    This practice is best to do alone in a quiet place. Take a deep breath and then let it out slowly. Now breathe normally and watch your breath for a minute. Count the seconds as you breathe until you reach 60 seconds. Now chant the Sanskrit syllable "Aum," also written as "Om," three times aloud. This sacred sound purifies the mind. Now feel the vibration of the sound "Aum" inside you. Inhale and imagine chanting "So." Then exhale and imagine chanting "Hum." With every breath, inhale to the sound of "So" in your mind and exhale to the sound of "Hum" in your mind. Repeat for as long as you can until your breathing naturally slows down quite a lot. After a long time, you'll feel the inner sounds slip away, and you'll be able to concentrate on the pure silence left behind.

Five practical tips for meditation

  1. Find a buddy to meditate with once in a while. It's easier to focus on meditating when you're sitting nearby someone else who is also meditating. You don't even need to both be doing the same kind of meditation. That doesn't matter. Just having both of you focused and concentrated on meditating and sitting in the same room is enough to give you both a much better experience.
  2. Pick something to focus on. If you don't, you could drown in your thoughts. Example of things to focus on are: a candle flame, one star in the night sky, the smell of incense or even a constant sound such as ocean waves or a fan in the room. Some Native Americans meditate on just the sound of steady drum beats in ceremonies.
  3. Meditate in the morning, shortly after you wake up. The best scenario is to get up just a little bit early, take a quick shower and then sit down and meditate before checking your phone, before reading the emails, before jumping into your day. If you just commit to doing this every day, the entire rest of your day will feel more calm, peaceful and wonderful.
  4. Start meditating for very short amounts of time. Keep it simple and easy in the beginning. You can very gradually increase the amount of time that you're sitting as you feel comfortable. For example, if you really love it, then you could sit for five minutes more each day. For most people, it would be better to increase the amount of time you're sitting per week rather than per day.
  5. Take some time at least once a month and go to a nice, quiet place that you really like, preferably in nature. Spend some time where you can just turn off your phone and have no disturbances. Be away from everyone and everything. Make it a little meditation retreat day. You can meditate and read a nice book about mindfulness. This break will give you some much-needed time to go a little bit deeper into your meditations and recharge your battery.

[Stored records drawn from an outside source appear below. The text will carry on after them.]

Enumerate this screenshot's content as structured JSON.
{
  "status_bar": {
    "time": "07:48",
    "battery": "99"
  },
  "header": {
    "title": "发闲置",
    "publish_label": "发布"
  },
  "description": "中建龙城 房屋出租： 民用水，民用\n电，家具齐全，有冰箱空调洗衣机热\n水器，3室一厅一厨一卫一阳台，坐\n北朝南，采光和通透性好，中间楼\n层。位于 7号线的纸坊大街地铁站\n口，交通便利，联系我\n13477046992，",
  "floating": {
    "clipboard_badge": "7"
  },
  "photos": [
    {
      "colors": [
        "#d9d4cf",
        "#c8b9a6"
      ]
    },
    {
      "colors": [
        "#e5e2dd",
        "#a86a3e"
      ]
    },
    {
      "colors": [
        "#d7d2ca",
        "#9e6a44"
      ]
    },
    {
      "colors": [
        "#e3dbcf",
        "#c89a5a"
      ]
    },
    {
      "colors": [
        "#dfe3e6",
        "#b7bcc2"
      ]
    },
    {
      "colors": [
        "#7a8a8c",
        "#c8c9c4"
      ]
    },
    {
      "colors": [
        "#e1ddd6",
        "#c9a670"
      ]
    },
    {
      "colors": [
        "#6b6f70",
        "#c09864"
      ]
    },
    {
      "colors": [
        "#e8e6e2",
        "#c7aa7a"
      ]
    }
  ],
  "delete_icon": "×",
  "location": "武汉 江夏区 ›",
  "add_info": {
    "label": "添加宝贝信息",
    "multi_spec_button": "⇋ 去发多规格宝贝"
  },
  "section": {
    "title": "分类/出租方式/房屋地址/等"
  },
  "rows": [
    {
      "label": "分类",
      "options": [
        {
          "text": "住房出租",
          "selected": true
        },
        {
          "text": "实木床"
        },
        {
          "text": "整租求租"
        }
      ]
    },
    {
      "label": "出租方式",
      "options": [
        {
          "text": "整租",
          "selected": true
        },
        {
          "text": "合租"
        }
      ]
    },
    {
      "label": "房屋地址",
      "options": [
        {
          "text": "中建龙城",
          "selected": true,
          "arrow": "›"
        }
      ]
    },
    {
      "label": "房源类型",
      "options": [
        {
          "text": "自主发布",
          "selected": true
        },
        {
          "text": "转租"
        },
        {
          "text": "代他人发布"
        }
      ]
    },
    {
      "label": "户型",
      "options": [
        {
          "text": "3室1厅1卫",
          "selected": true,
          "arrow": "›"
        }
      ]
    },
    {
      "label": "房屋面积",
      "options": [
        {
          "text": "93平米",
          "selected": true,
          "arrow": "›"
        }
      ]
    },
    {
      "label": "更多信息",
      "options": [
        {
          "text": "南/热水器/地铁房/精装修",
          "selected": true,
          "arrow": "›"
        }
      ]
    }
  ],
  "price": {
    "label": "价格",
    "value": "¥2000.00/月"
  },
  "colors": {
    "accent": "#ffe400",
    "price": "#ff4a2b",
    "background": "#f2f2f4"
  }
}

Give it a try and discover how much happiness can come from truly "unplugging" with a good meditation practice.




About the Author: Suzanne Leopold started Living Mavens in 2016 to share some of the products and techniques that help her focus inward and transform her life.  With over 15 years of exploring energy and manifesting modalities, she is passionate about creating a life she loves and sharing her discoveries with others.  To learn more on how to consciously create a life you love, go to